Programming is very rewarding since you immediately see the impact of your work. However, as you will learn during your journey, the other activities in software engineering – requirements, design, testing, etc. - are also fascinating for similar reasons. However, it has been more difficult to teach these other activities in a systematic and generic manner. This is due to the fact that there are so many variations of these activities and there has not been a common ground for teaching them until now as presented in this book. In the past, most students who have studied in the software domain have initially a desire to work with programming. However, as these people become more and more experienced they gradually move into the other areas of software engineering. This is not because programming is not important. In fact, without programming there is no product to use and sell. No, it is because they find the other areas to be more challenging and since these other areas require more experience to be successful. By essentializing software engineering as presented in this book, the full scope of the software engineering discipline will be easier to teach.
A personal experience
This is a story by Ivar Jacobson: “When started working with a new computer-based telecom switch, I learned to know many new people working in our teams. They were very fascinated with the new technology: computer, programming language, operating system, compiler, debuggers, etc. However, they were less interested in the application of this technology. Even many people who had worked with the telecom application for 3-4 years felt that the technology was most interesting: “If we just didn’t need to care about the telecom switch software, we could develop the best system in the world.” It is quite natural that you as a student are more interested in the technology than in the more sophisticated issues related to software development, because that is where your focus is during your studies.
What should you now be able to accomplish?
After studying this chapter, you should be able to
In order to support your learning activities, we invite you to visit www.software-engineering-essentialized.com.

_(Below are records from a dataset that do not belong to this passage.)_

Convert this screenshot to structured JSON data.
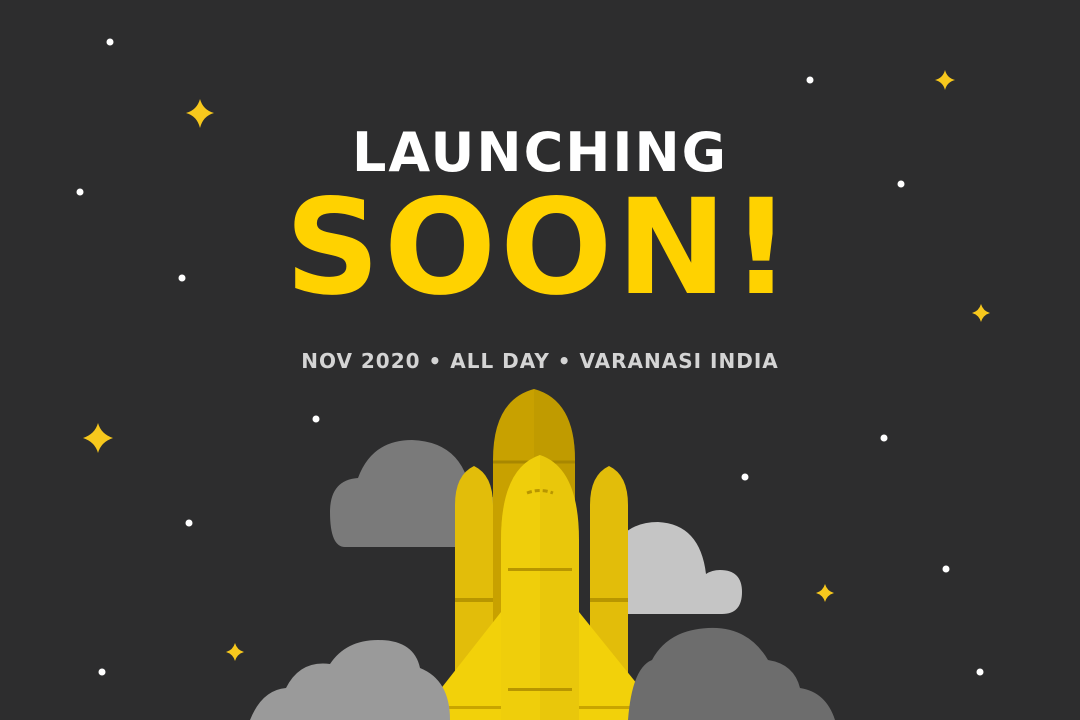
{
  "headline": {
    "top": "LAUNCHING",
    "main": "SOON!"
  },
  "event": {
    "details": "NOV 2020 • ALL DAY • VARANASI INDIA"
  },
  "colors": {
    "background": "#2d2d2e",
    "accent_yellow": "#ffd200",
    "headline_white": "#ffffff",
    "subtitle_gray": "#d4d4d4"
  },
  "icons": {
    "stars": "sparkle-star-icon",
    "dots": "star-dot-icon",
    "rocket": "space-shuttle-icon",
    "clouds": "cloud-icon"
  }
}
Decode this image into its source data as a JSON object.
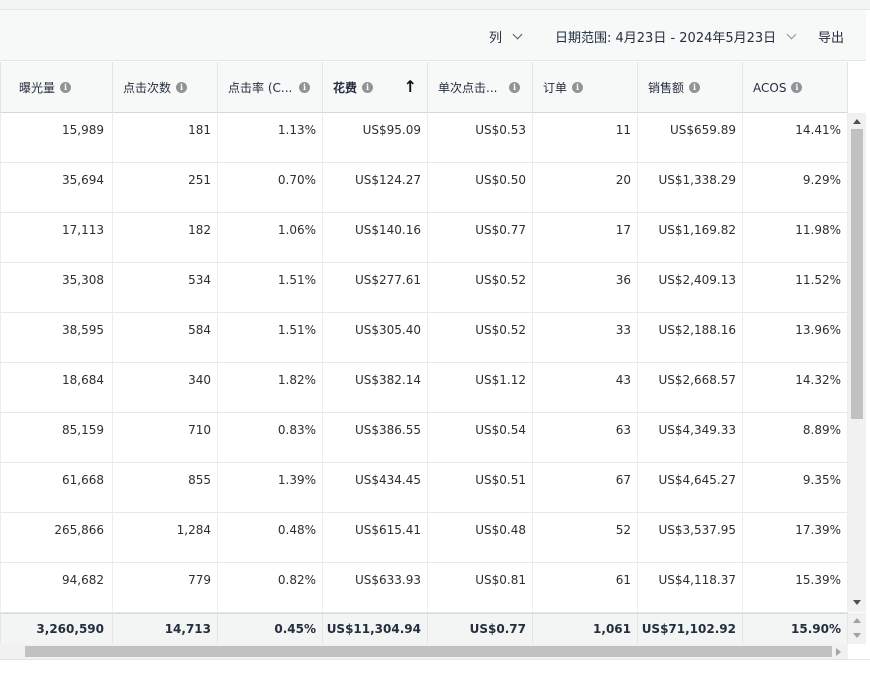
{
  "toolbar": {
    "columns_label": "列",
    "date_range_label": "日期范围: 4月23日 - 2024年5月23日",
    "export_label": "导出"
  },
  "table": {
    "headers": [
      "曝光量",
      "点击次数",
      "点击率 (C...",
      "花费",
      "单次点击...",
      "订单",
      "销售额",
      "ACOS"
    ],
    "sorted_column": "花费",
    "sort_direction": "ascending",
    "rows": [
      [
        "15,989",
        "181",
        "1.13%",
        "US$95.09",
        "US$0.53",
        "11",
        "US$659.89",
        "14.41%"
      ],
      [
        "35,694",
        "251",
        "0.70%",
        "US$124.27",
        "US$0.50",
        "20",
        "US$1,338.29",
        "9.29%"
      ],
      [
        "17,113",
        "182",
        "1.06%",
        "US$140.16",
        "US$0.77",
        "17",
        "US$1,169.82",
        "11.98%"
      ],
      [
        "35,308",
        "534",
        "1.51%",
        "US$277.61",
        "US$0.52",
        "36",
        "US$2,409.13",
        "11.52%"
      ],
      [
        "38,595",
        "584",
        "1.51%",
        "US$305.40",
        "US$0.52",
        "33",
        "US$2,188.16",
        "13.96%"
      ],
      [
        "18,684",
        "340",
        "1.82%",
        "US$382.14",
        "US$1.12",
        "43",
        "US$2,668.57",
        "14.32%"
      ],
      [
        "85,159",
        "710",
        "0.83%",
        "US$386.55",
        "US$0.54",
        "63",
        "US$4,349.33",
        "8.89%"
      ],
      [
        "61,668",
        "855",
        "1.39%",
        "US$434.45",
        "US$0.51",
        "67",
        "US$4,645.27",
        "9.35%"
      ],
      [
        "265,866",
        "1,284",
        "0.48%",
        "US$615.41",
        "US$0.48",
        "52",
        "US$3,537.95",
        "17.39%"
      ],
      [
        "94,682",
        "779",
        "0.82%",
        "US$633.93",
        "US$0.81",
        "61",
        "US$4,118.37",
        "15.39%"
      ]
    ],
    "totals": [
      "3,260,590",
      "14,713",
      "0.45%",
      "US$11,304.94",
      "US$0.77",
      "1,061",
      "US$71,102.92",
      "15.90%"
    ]
  }
}
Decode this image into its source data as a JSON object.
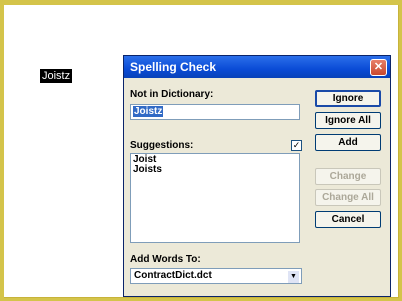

There one can find additional material, exercise related to this chapter and some questions one might encounter in an exam.
In addition to this find a short account of the history of software engineering in the appendix